Hand, 33 in March, had a dominant run in the second half of the last decade but seems to have aged into a different kind of pitcher in the past few years. From 2016 to 2020, he made 306 appearances with a 2.70 ERA, striking out 33.3% of batters faced while walking 8.1% and getting ground balls at a solid 41.2% clip. That strikeout rate was third among relievers with at least 250 innings in that time, trailing only Edwin Diaz and Kenley Jansen.
Those punchouts got away from him in 2021, as his rate dropped all the way down to 21.9%. He kept his ERA at a respectable 3.90 for the season, though was clearly not at the same level as years prior. He signed with the Phillies for 2022 and saw his rate stats continue in the wrong direction, though with better results overall. He tossed 45 innings last year, striking out just 19.2% of opponents and walking 11.6% of them. However, he was able to find ways to limit the overall damage and finished the year with a 2.80 ERA.
Whether that limiting of damage was skill or luck is a matter of debate. Hand’s batting average on balls in play last year was 2.71, slightly better than his .284 career mark and the .289 league average last year. It’s a similar situation with his strand rate, which was 75.9% last year, just ahead of the 72.6% league average and his 73.6% career rate. That perhaps points to a bit of good fortune, and advanced metrics were unanimous in thinking Hand deserved worse, such as a 3.93 FIP, 4.40 xERA and 4.51 SIERA. He also only allowed two home runs on the year, a difficult feat to repeat.
But it does seem as though Hand is doing something to keep hitters off balance. Among the 444 pitchers with 100 or more batted ball events last year, Hand’s average exit velocity of 87.2 mph came in 93rd. His rate of barrel per BBE was 88th, barrels per plate appearance 77th, while his 26.9% hard hit rate was fourth. In that latter category, he trailed only Lucas Luetge, Brusdar Graterol and Caleb Thielbar, and was just ahead of Devin Williams, Jason Adam, Ryan Tepera and Tyler Anderson.

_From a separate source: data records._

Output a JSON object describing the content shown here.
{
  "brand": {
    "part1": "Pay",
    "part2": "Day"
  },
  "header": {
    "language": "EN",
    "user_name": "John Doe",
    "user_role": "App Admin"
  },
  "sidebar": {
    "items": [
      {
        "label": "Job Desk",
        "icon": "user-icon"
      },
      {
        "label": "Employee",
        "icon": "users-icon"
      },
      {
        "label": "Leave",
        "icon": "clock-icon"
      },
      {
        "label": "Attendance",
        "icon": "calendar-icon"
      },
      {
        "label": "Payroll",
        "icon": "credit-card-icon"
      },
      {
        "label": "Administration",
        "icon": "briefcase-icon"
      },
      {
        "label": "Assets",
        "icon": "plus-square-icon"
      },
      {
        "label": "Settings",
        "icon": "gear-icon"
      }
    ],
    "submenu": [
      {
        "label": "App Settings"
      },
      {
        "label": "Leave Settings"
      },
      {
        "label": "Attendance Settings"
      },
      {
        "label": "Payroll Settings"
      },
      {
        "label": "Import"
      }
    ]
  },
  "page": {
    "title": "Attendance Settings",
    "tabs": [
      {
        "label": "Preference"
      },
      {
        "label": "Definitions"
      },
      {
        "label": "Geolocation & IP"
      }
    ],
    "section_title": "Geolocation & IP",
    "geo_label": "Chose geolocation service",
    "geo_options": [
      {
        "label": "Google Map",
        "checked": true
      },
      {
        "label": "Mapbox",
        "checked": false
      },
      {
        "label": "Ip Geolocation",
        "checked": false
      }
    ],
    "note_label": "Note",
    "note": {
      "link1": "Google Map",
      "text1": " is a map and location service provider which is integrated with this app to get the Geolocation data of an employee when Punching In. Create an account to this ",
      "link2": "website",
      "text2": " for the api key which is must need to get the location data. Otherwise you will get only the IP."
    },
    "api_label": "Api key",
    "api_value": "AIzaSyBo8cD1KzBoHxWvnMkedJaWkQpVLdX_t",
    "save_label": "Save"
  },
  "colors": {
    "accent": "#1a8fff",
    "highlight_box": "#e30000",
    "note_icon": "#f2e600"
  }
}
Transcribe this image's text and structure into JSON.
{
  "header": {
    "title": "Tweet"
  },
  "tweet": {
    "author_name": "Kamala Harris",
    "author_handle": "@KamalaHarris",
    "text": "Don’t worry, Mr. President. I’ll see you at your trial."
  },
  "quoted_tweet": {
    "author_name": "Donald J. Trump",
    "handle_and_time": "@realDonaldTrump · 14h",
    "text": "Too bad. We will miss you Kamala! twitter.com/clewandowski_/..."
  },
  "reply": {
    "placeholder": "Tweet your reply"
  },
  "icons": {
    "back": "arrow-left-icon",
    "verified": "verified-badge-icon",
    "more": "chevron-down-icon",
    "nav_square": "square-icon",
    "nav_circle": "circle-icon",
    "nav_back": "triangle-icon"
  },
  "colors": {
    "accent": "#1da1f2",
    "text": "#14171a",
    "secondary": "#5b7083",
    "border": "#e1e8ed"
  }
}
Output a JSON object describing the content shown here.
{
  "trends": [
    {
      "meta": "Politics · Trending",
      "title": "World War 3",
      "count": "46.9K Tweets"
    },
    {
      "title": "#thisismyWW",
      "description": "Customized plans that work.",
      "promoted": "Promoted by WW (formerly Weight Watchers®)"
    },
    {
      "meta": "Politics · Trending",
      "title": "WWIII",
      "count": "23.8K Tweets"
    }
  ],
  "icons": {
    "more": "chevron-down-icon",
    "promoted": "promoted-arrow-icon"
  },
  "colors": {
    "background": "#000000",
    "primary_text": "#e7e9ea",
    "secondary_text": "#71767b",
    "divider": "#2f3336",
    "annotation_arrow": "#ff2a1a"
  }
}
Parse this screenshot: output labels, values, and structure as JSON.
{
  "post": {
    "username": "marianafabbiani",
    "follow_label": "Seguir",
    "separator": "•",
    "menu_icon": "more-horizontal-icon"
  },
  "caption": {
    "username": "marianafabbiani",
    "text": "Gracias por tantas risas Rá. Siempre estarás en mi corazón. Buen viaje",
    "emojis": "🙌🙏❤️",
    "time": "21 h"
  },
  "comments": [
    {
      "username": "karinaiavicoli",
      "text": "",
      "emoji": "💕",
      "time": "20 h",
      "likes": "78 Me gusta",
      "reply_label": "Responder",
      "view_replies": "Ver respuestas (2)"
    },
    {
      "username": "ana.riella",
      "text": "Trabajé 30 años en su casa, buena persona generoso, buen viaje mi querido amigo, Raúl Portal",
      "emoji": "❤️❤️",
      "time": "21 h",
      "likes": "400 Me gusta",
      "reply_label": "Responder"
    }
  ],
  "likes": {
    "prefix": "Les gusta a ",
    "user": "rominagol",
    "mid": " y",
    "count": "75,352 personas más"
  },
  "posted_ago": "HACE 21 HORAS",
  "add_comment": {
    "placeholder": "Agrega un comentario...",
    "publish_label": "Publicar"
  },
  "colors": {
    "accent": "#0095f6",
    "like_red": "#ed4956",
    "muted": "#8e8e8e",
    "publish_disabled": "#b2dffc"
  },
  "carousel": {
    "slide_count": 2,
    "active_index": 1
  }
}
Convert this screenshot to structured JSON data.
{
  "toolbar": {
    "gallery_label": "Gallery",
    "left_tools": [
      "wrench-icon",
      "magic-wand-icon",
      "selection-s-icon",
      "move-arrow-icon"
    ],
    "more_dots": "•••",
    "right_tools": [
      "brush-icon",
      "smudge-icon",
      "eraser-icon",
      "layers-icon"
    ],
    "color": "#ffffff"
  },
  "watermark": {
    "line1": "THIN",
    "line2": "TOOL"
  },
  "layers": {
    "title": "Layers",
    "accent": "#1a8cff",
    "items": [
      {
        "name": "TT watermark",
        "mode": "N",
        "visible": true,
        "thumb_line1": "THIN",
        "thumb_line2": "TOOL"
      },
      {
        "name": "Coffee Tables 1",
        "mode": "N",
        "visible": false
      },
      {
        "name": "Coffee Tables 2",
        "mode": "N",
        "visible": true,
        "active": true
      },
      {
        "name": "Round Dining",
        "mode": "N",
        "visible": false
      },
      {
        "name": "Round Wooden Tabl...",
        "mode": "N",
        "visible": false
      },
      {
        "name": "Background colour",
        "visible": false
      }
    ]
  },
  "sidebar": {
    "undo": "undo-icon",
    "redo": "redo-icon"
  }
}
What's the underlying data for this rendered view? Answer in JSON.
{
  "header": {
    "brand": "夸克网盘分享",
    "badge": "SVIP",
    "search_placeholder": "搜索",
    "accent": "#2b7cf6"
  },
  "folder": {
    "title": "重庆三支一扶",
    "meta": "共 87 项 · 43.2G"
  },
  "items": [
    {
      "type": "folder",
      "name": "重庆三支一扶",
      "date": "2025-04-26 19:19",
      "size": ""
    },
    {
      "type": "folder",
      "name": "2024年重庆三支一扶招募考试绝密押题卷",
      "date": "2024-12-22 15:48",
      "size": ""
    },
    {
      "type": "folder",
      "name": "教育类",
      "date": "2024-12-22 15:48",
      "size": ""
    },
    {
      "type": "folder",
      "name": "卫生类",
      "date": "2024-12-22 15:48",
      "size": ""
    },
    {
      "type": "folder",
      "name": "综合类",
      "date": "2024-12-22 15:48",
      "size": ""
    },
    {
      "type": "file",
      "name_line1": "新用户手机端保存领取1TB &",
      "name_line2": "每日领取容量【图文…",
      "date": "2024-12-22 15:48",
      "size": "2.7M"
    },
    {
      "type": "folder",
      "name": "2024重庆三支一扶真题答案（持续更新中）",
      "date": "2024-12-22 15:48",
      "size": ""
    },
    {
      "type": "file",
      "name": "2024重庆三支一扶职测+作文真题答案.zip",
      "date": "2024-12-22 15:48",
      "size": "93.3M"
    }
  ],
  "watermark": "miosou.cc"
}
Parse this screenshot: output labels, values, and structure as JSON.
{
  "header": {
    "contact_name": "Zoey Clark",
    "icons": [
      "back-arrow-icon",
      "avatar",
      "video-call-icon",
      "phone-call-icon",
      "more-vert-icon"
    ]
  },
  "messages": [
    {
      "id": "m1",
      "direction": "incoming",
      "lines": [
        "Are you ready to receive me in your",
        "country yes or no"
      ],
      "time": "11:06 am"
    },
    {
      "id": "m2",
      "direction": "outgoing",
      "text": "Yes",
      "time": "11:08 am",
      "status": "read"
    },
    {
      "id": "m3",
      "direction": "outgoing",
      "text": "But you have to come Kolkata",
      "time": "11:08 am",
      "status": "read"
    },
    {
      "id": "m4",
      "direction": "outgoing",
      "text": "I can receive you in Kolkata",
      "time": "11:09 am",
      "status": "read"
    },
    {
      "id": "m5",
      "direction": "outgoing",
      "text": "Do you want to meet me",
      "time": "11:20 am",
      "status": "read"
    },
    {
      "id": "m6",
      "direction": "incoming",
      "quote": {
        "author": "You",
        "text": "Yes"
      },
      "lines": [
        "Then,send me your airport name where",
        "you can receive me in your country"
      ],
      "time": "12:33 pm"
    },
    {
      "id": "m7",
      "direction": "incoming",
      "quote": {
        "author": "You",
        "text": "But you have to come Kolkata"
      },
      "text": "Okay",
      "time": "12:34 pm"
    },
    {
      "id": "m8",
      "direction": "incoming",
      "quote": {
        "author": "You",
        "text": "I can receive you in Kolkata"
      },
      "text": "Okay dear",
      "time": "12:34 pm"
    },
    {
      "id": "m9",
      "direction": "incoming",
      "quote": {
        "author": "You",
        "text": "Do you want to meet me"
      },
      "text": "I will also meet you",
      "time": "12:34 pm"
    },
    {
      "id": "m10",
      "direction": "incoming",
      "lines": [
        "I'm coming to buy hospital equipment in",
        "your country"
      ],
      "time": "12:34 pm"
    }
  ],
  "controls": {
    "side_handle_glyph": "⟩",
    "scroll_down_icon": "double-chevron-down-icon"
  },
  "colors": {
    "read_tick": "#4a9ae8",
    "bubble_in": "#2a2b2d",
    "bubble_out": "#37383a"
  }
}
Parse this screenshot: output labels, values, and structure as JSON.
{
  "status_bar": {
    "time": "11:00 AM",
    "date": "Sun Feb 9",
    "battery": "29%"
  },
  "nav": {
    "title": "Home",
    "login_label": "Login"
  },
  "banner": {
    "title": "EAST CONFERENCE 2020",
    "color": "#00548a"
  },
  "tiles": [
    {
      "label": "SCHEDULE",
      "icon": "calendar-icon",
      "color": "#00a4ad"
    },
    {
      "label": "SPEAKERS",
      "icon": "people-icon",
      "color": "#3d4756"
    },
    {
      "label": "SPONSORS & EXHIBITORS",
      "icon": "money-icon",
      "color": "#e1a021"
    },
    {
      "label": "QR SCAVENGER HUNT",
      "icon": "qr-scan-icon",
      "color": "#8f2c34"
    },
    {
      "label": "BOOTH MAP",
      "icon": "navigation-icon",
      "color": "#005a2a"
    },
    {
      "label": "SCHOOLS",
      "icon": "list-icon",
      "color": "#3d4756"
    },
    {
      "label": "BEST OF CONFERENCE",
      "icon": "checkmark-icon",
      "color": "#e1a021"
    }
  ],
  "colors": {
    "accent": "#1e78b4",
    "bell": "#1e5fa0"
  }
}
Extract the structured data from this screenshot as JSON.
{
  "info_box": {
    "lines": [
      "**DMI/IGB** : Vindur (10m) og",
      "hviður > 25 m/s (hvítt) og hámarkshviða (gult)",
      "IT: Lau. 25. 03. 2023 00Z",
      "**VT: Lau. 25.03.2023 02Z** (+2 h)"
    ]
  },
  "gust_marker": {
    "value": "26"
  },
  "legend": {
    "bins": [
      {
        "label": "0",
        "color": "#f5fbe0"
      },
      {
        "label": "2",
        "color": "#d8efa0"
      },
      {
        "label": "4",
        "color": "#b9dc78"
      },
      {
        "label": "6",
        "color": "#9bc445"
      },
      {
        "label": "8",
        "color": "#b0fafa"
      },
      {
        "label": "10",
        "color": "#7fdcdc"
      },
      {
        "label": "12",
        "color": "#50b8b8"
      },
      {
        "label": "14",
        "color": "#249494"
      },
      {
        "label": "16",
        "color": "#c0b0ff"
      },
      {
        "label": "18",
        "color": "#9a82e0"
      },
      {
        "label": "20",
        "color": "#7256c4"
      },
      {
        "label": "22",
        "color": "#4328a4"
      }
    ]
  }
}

This all might hinge on his slider, which is his primary pitch. He’s thrown it more than any other pitch in each season since 2017, per Statcast data. He used to get huge swing-and-miss numbers off it, with a whiff rate over 40% in three straight years from 2017 to 2019. However, that dipped to 38.6% in 2020 and then 27.9% and 22% over the past two seasons. That lack of whiffs hasn’t translated into more significant contact, however. The pitch had a hard hit rate of 29.5% in 2019 but he lowered that to 16.9% in 2022. Opponents hit just .222 against the pitch last year and slugged .321, with Hand using the slider 52.1% of the time.
It’s perhaps a function of the diminished power he has on the pitch, which he threw in the 81-85 mph range from 2016 to 2019 but has been more 79-80 in the past three years. It also has a bit less spin, as he got his RPM up to 2629 in 2017 but has dropped in subsequent years, with 2022’s spin rate coming in at 2282 RPM. That’s resulted in missing fewer bats but hitters aren’t doing much damage when they do make contact.
With less whiffs, Hand’s contact rate has naturally gone up in kind. While batters made contract on 71% of his pitches from 2016-2020, it’s been 81.7% in the past two years. But it seems as though that extra contact is coming outside the strike zone. His Z-contact rate was 82.4% during those prime years and ticked up to 87% over the past two. But his O-contact rate, for pitches outside the zone, jumped to 71% in the past two seasons after being at 53.6% in his peak years. Hitters are swinging at those pitches outside the zone a bit less, which correlates with Hand’s increased walk rate last year, but it’s possible hitters are just turning some of Hand’s whiffs into weak contact.
What teams will have to decide is whether Hand has been making this happen or merely getting away with something. He’s been working with diminished stuff in recent years but has found ways to avoid disaster, with that 3.90 ERA in 2021 and 2.80 last year. Pitching to contact is a risky proposition but Hand has found ways to make it work. The upcoming ban on defensive shifts could theoretically make it even more risky, though Hand only pitched in front of a shifted defense 20.8% of the time last year, below the 33.6% league average. If metrics like FIP, xERA and SIERA are right, he’s due for some regression, but he’s kept his ERA below those numbers two years in a row now. Perhaps he’d be best suited to a club that has strong faith in its defense and pitcher-friendly ballpark, with the Cardinals jumping out as a nice fit. But his market has been quiet this winter and Spring Training kicks off in just over a week.